New York Magazine:
Not long ago, Kate Tolo took a walk with her co-worker during their lunch break. “I’m going to quit,” she confided in her colleague. “I hate this and I can’t do it anymore.” Tolo was working for a luxury denim company in Brooklyn, and while her job title was impressive — assistant technical designer — she wasn’t happy with her daily tasks, measuring and pinning jeans for quality assurance. But she didn’t really want to quit; she liked the company and its CEO, and she was wary of starting over somewhere else. She wanted the best of both worlds: to stay at her current job anddo something she thoroughly enjoyed.

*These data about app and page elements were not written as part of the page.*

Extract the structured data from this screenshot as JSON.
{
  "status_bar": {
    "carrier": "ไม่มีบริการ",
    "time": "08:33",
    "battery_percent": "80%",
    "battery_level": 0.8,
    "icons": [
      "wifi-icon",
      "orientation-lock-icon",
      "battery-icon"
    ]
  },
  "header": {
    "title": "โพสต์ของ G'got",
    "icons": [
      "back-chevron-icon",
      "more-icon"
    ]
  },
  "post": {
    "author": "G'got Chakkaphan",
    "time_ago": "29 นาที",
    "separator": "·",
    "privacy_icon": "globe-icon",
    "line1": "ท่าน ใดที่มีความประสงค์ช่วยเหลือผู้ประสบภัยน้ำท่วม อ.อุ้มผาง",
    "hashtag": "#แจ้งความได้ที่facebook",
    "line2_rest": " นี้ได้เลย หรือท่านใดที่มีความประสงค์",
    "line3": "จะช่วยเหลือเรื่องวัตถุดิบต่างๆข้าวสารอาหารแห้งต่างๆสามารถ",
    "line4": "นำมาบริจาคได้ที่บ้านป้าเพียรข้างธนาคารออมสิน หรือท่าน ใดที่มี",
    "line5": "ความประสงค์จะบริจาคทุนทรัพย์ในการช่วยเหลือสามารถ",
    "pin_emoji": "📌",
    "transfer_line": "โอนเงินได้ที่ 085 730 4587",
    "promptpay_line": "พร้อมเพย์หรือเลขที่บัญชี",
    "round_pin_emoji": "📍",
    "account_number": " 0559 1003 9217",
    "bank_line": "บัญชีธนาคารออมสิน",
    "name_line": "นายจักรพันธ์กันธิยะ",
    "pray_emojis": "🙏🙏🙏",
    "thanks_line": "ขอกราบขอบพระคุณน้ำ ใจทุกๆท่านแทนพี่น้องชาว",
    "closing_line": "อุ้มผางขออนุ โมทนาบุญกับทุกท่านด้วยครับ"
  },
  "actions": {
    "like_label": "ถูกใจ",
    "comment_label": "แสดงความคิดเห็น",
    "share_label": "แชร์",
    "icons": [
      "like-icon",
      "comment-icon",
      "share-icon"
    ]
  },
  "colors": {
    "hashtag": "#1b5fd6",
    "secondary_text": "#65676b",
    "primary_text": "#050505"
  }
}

Yale researcher and professor Amy Wrzesniewski would call what Tolo did “job crafting,” her term for what happens when employees redesign their current job in a more satisfying way. Tolo changed her tasks to make the job more meaningful, but job crafting doesn’t have to be that direct. You can craft your job by simply changing the way you think about it, Wrzesniewski says, which can affect your experience. “One of the things I find exciting about job crafting is it’s not just about getting people to think about their work differently. It’s behavioral,” she told me. “Changing the way you think about a job cognitively changes the way you approach your tasks, then changes how those tasks would then unfold.”
Read the whole story: New York Magazine